Selfies Bad Blood (Fleshwave)
Fleshwave is a cassette-only label from Detroit that specialises in sleazy lo-fi drug punk. The Selfies is a side project from Drew Owen, the man behind Baltimore destructo-kings Sick Thoughts. Inspired by late 70's synth-punk (Chrome, basically), he got really high and recorded a bunch of jagged post-punk jams and sent 'em to Mike Prezzato, the mysterious misanthrope behind Fleshwave, who sang/snorted over the din. The result is a minor masterpiece of villainous, mean-spirited garage-punk. If cassettes had singles (they used to!), Bad Blood's would definitely by the Black Flag-esque Police Dog, a minute and a half of woozy, unsteady, panicky menace. Elsewhere there's lot of druggy bullshit about cults and death and a ragged, bloody stab at a new dance craze, Do the Void. I'm into these dudes. They sound like they literally killed the 1970's.
Harsh Vibes Dead Collective Soul (Dirty Pillows)
I'm assuming these guys are too young to remember that there was a seriously annoying faux-alt/faux-Jesus rock band a decade or two ago called Collective Soul, but thanks for reminding me they're dead. Harsh Vibes are from Philadelphia, and they sound like what woulda happened if shoegaze started during the height of the Vietnam war. Like Spacemen Three on brown acid. Four songs on two sides that stretch out to infinity (one's even called Jam Forever) and will have you melting right into the couch, delirious and foaming at the mouth.

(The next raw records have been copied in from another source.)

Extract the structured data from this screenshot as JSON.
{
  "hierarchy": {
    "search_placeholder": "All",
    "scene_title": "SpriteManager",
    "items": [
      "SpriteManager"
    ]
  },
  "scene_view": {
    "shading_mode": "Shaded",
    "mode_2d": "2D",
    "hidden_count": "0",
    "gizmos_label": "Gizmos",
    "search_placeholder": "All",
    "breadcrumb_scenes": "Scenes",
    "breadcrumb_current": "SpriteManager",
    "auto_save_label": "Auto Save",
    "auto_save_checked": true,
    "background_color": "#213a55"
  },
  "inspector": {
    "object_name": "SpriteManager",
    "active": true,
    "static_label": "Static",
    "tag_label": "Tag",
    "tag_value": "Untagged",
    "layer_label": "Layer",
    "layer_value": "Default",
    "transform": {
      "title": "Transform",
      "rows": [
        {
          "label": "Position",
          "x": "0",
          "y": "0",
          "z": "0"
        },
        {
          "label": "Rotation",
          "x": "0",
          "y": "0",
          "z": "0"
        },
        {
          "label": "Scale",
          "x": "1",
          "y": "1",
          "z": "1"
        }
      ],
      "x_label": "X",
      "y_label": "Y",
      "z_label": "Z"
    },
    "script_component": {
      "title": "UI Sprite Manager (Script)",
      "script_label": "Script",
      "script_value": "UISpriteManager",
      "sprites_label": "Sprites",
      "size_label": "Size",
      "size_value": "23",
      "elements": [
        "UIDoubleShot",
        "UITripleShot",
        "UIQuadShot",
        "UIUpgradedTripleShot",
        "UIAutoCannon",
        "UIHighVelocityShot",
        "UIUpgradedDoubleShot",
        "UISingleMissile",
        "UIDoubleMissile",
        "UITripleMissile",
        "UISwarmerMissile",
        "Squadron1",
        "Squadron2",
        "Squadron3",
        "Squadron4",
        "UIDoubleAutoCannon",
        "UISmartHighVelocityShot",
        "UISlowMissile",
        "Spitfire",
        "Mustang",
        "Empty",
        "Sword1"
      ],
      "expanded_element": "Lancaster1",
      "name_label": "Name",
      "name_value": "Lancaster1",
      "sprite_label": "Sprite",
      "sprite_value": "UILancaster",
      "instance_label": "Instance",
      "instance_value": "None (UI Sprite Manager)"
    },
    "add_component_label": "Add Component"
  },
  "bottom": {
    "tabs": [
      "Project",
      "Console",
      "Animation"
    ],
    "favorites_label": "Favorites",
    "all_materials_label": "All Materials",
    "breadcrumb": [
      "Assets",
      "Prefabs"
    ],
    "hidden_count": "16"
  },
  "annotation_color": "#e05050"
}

Unless you know a really cut-rate dealer, this is as high as five bucks can possibly get you.